You need to understand
the key threats to our archaeological heritage
the nature and effectiveness of current protection for archaeological remains
the roles of the key agencies involved in archaeology and managing heritage
the key debates about the preservation and ownership of archaeological remains.
Natural processes (▶see Chapter 5) account for the decay of most archaeological remains once in the soil but the overwhelming threat to surviving monuments, from field systems to buildings, comes from human activity. The rapid growth of towns and road networks since 1945 combined with more declining pasture land and more intensive forms of agriculture are largely responsible.
Since the 1960s most excavation has been of sites which were about to be destroyed through development. Despite the efforts of some government agencies, many volunteer groups and the charity Rescue, only a small proportion were recorded. This was the key factor behind the introduction of the government policy and planning guide PPG 16 (▶see p. 111).
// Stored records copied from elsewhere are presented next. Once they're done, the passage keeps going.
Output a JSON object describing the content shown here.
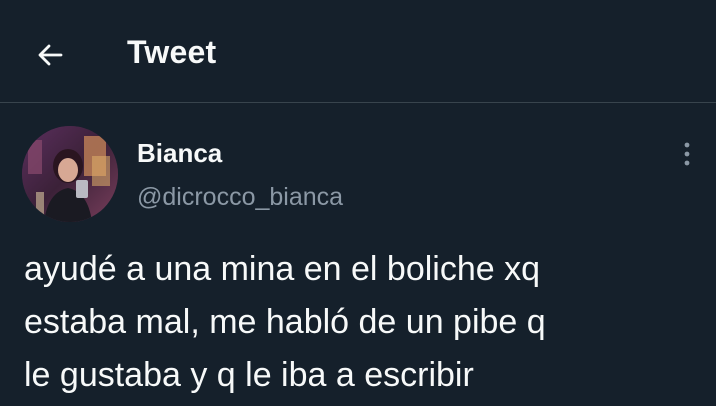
{
  "header": {
    "back_icon": "arrow-left-icon",
    "title": "Tweet"
  },
  "tweet": {
    "author": {
      "display_name": "Bianca",
      "handle": "@dicrocco_bianca",
      "avatar_icon": "avatar-photo"
    },
    "more_icon": "more-vertical-icon",
    "text_lines": [
      "ayudé a una mina en el boliche xq",
      "estaba mal, me habló de un pibe q",
      "le gustaba y q le iba a escribir"
    ]
  },
  "colors": {
    "background": "#15202b",
    "text_primary": "#f7f9f9",
    "text_secondary": "#8b98a5",
    "divider": "#38444d"
  }
}
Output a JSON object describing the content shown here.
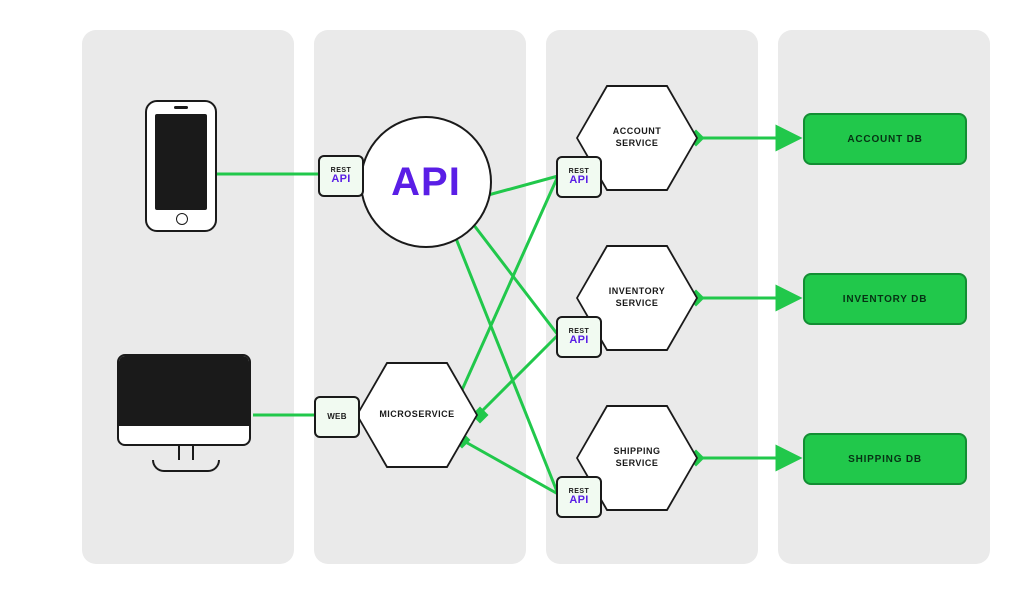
{
  "tags": {
    "rest_word": "REST",
    "api_word": "API",
    "web_word": "WEB"
  },
  "gateway": {
    "big_api": "API",
    "microservice": "MICROSERVICE"
  },
  "services": {
    "account": "ACCOUNT\nSERVICE",
    "inventory": "INVENTORY\nSERVICE",
    "shipping": "SHIPPING\nSERVICE"
  },
  "databases": {
    "account": "ACCOUNT DB",
    "inventory": "INVENTORY DB",
    "shipping": "SHIPPING DB"
  },
  "colors": {
    "green": "#21C84B",
    "green_dark": "#138E33",
    "purple": "#5A1EE6",
    "panel": "#EAEAEA"
  }
}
In Britain recent debates about the destruction of archaeology have focused on peat extraction, the Channel Tunnel rail link and various road schemes. One of the most controversial is at Stonehenge and all sides of the debate can be researched at the websites below.